Luke Benjamnin takes a look at the new record from 93 Bulls.
By    February 20, 2018

Luke Benjamin models his game after Luc Longley.

Michael Jordan was a miraculous and rapturous performer, not beholden by the same gravity or physical limitations as the rest of us. He was also singularly driven to an unhealthy extent, a domineering competitor in every aspect of his life. 1993 was his Coup de Grace: the end of a three peat, with the added glory of another scoring title—ignominy tagging closely along. A shock retirement followed the titles and the ‘93 season, spurred—depending on who you ask—by the death of his father or mounting gambling debts and pressures.

Regardless, Jordan’s abrupt sabbatical made that ’93 Bulls team, if not the best Bulls vintage, inarguably the most complicated and interesting. I don’t know if this is the reasoning behind an LA based rap trio choosing ‘93 Bulls’ as their nom de guerre, but I do know that for anyone alluding to that bleary neoliberal decade, the Bulls are one of the true immutable symbols of the zeitgeist.

Whereas the actual basketball playing Bulls can be interpreted as representing the late 20th century orthodoxy of both the NBA and the country—star and celebrity dominated, ego-maniacal, and simmering with systemic issue beneath a glossy surface—93 Bulls largely break from any temporal convention, whether present or nostalgic.

Their technique and sound can feel partly indebted to pieces of the nineties, but is pocked with an avant-garde pointillism that borrows as much from art-rap and a nebulous understanding of contemporary genre borders as it does from any tradition. The whole is distorted, variegated in broken tones, and vertiginous, detached, and remarkably precise rapping—spotting production that ranges from garage-adjacent to grungy and industrial.
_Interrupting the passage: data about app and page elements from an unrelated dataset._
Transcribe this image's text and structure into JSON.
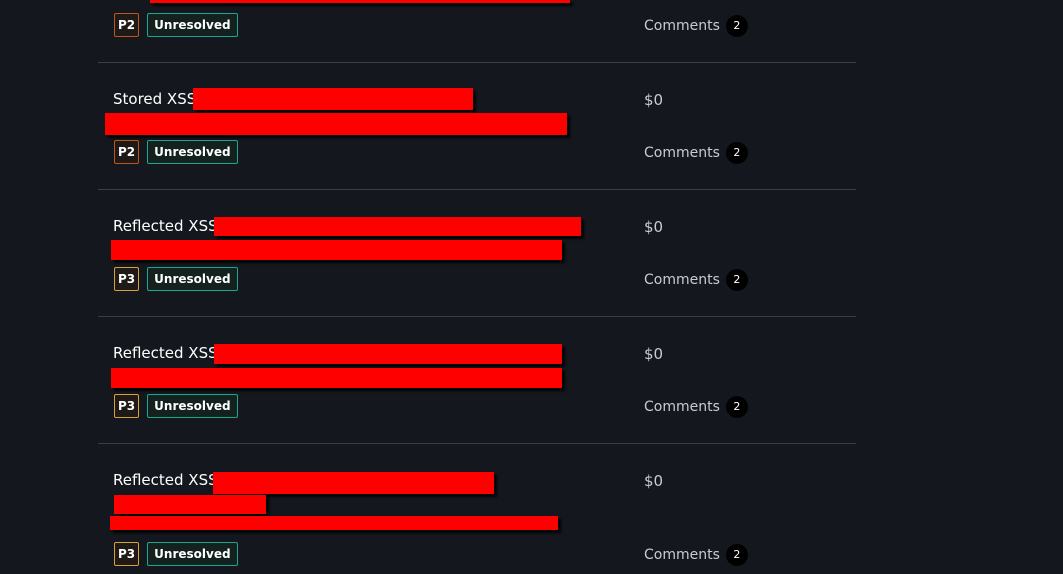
{
  "reports": [
    {
      "title": "",
      "priority": "P2",
      "status": "Unresolved",
      "bounty": "",
      "comments_label": "Comments",
      "comments_count": "2"
    },
    {
      "title": "Stored XSS",
      "priority": "P2",
      "status": "Unresolved",
      "bounty": "$0",
      "comments_label": "Comments",
      "comments_count": "2"
    },
    {
      "title": "Reflected XSS",
      "priority": "P3",
      "status": "Unresolved",
      "bounty": "$0",
      "comments_label": "Comments",
      "comments_count": "2"
    },
    {
      "title": "Reflected XSS",
      "priority": "P3",
      "status": "Unresolved",
      "bounty": "$0",
      "comments_label": "Comments",
      "comments_count": "2"
    },
    {
      "title": "Reflected XSS",
      "priority": "P3",
      "status": "Unresolved",
      "bounty": "$0",
      "comments_label": "Comments",
      "comments_count": "2"
    }
  ],
  "colors": {
    "background": "#14171d",
    "redaction": "#ff0000",
    "p2_border": "#c0551a",
    "p3_border": "#d8a030",
    "status_border": "#1aa791"
  }
}
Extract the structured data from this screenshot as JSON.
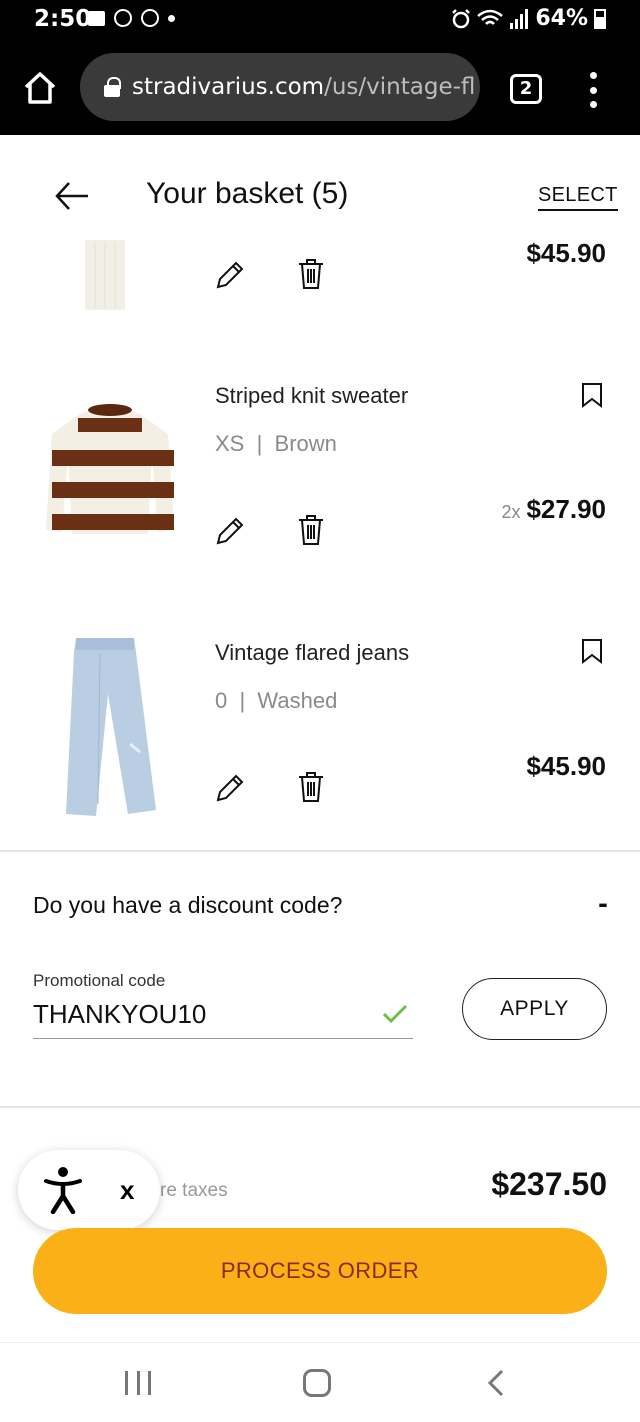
{
  "status_bar": {
    "time": "2:50",
    "battery": "64%"
  },
  "browser": {
    "url_host": "stradivarius.com",
    "url_path": "/us/vintage-fl",
    "tab_count": "2"
  },
  "header": {
    "title": "Your basket (5)",
    "select_label": "SELECT"
  },
  "items": [
    {
      "name": "",
      "attrs": "",
      "price": "$45.90",
      "qty": ""
    },
    {
      "name": "Striped knit sweater",
      "size": "XS",
      "color": "Brown",
      "price": "$27.90",
      "qty": "2x"
    },
    {
      "name": "Vintage flared jeans",
      "size": "0",
      "color": "Washed",
      "price": "$45.90",
      "qty": ""
    }
  ],
  "discount": {
    "question": "Do you have a discount code?",
    "toggle": "-",
    "promo_label": "Promotional code",
    "promo_value": "THANKYOU10",
    "apply_label": "APPLY"
  },
  "total": {
    "taxes_label": "re taxes",
    "value": "$237.50"
  },
  "accessibility": {
    "close_label": "x"
  },
  "process_label": "PROCESS ORDER",
  "colors": {
    "process_button": "#fbb017",
    "process_text": "#8a2b14",
    "check": "#6cc04a"
  }
}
Cool Calm Chrys, the angeleno rapper of the trio, is nimble and dry, lightly buzzed with humor and sardonic insight that appear tightly within his lexicon. His steady delivery and charmingly blunt character give cohesion to the more spacey directions of the record. Brendan Lynch Salmon and Ryan Pollie are the co-conspirators who provide for the rest of the self-titled and styled album, psychedelic recesses and alien synthesizers as reconcilable in their work as the more earthy and human textures of “Silver Lining.”

The opening sequence of which reads like a concise statement of the groups ethos: “Mama’s only son will probably never ever make a buck/ Silver lining metaphors, will never get a paper cut.” Caustic and unpostured art followed as far as it wants to be, without pretension to any importance besides being very good in its own space.

“Silver Lining” is the closer for the 5 track project, following “Cannabis,” a driving meditation on the processes that constitute living: The mundanities of being short $10, or on time, collaged against the more lofty steps of making a truly consequential album or life.  Aside from these are the whirling “Sippin,” codeine soaked and careening, and the washed out and sun beaten “Denim Pockets,” both comprising the more indulgent, binge-laden retreat of the album’s midpoint.

93 Bulls is in total, extremely good and tangible, of something left field and Los Angeles that feels both out of time and just right for this moment. Maybe near a peak but also navigating a minefield of making art in a country that doesn’t fund it, of living in a city that is quickly becoming unaffordable, of straining to do something meaningful before oblivion or rising seas. It remains to be seen if a  three-peat is in the cards for 93 Bulls, but for now, let’s just enjoy the opening tip.